School Bell and Photos from the Everett School
Does anyone know what this is? The Everett School was the first school in Norwood. It was located at Washington and Guild streets at the present location of Post Office. It was built ca. 1850 and named after Israel Everett, a veteran of the Battle of Bunker Hill who came from South Dedham. The Everett School was originally used as an elementary school, then later as a high school. The original building had 6 classrooms, three on each floor, and held up to 20 students. North and south wings were added to the school during the Civil War. At that time, the second floor became a public hall known as Union Hall. Teachers at the Everett School were almost always female, and they were paid between $300 and $400 per year. Parents were responsible for purchasing the books, slates and pencils for their children to use in school.
The Everett School was torn down in 1931 in the midst of a debate that may sound familiar. In 1923, a State Building Inspector visited Everett School and gave a report to the school board that “the building is in extremely dangerous condition and a grave fire hazard.” At the time, only the 7th grade was taught at Everett School. There was a great deal of debate in the local newspaper as to whether the Everett School was worth saving, or whether it was cheaper to tear it down and build a new school. In 1929, it was decided to tear down the school and transfer the students to the new High School on Nichols Street. In order to accommodate the students, the High School ran two school sessions per day: one from 8am-noon, and another from one to five p.m.

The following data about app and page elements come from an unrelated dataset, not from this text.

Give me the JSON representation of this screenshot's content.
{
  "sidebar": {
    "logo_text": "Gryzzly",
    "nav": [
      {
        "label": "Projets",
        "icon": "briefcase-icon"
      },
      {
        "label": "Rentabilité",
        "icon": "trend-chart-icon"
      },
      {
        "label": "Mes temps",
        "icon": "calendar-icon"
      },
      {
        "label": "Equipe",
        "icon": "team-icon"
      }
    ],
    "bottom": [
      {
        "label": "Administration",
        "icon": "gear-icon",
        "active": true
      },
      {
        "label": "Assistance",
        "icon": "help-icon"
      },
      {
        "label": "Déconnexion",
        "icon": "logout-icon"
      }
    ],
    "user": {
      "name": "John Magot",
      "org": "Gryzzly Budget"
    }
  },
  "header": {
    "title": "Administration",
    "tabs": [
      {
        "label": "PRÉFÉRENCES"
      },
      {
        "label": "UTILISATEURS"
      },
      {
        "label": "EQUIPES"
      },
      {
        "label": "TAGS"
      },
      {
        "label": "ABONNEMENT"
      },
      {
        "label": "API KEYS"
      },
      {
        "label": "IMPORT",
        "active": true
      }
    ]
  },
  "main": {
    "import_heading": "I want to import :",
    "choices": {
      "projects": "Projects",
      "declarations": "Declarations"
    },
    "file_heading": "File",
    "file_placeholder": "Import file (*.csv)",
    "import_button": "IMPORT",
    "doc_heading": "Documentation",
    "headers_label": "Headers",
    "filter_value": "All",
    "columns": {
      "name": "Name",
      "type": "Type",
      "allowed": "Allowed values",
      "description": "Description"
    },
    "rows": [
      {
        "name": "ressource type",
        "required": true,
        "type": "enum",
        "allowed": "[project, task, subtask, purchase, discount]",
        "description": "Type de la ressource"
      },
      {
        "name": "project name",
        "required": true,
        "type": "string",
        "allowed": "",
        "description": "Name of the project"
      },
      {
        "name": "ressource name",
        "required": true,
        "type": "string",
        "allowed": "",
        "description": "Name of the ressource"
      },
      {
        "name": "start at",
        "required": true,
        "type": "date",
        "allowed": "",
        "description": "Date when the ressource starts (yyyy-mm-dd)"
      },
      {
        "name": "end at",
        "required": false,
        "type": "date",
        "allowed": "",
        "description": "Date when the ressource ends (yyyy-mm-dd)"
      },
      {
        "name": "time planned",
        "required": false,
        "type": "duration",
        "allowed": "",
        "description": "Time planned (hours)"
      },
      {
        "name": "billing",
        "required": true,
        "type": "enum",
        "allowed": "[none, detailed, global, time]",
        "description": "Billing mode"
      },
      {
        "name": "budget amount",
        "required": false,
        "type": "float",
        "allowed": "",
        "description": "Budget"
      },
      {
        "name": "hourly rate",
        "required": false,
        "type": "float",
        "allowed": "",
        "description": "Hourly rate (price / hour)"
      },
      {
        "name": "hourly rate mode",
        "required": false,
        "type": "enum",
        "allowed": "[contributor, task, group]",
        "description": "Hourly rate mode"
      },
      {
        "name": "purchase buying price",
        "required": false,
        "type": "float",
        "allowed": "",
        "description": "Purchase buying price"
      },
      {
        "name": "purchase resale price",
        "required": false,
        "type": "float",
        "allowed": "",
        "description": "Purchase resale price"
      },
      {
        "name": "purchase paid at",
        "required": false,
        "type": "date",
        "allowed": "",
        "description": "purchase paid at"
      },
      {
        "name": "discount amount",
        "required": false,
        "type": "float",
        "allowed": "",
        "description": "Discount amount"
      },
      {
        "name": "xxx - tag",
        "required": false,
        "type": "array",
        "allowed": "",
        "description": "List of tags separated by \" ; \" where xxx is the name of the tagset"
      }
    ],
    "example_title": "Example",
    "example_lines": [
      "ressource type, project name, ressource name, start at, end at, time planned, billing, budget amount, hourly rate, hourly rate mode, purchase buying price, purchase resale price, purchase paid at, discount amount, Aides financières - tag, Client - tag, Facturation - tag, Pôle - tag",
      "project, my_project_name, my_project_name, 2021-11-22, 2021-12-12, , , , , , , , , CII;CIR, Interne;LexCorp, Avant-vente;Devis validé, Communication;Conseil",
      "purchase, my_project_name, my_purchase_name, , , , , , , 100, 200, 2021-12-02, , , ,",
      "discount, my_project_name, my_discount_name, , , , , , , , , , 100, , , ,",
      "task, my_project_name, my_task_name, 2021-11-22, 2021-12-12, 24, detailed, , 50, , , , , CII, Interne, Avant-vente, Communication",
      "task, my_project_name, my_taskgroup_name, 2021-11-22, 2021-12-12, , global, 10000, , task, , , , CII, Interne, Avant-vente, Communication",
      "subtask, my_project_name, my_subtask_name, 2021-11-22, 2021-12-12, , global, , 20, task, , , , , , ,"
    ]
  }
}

Bell was purchased from the estate of Dr. Ralph M Fogg and donated to the society in 1936 by Jane A. Hewett. In addition to the bell and these photos, we also have several photos of classes at the Everett School and an attendance sheet from 1872.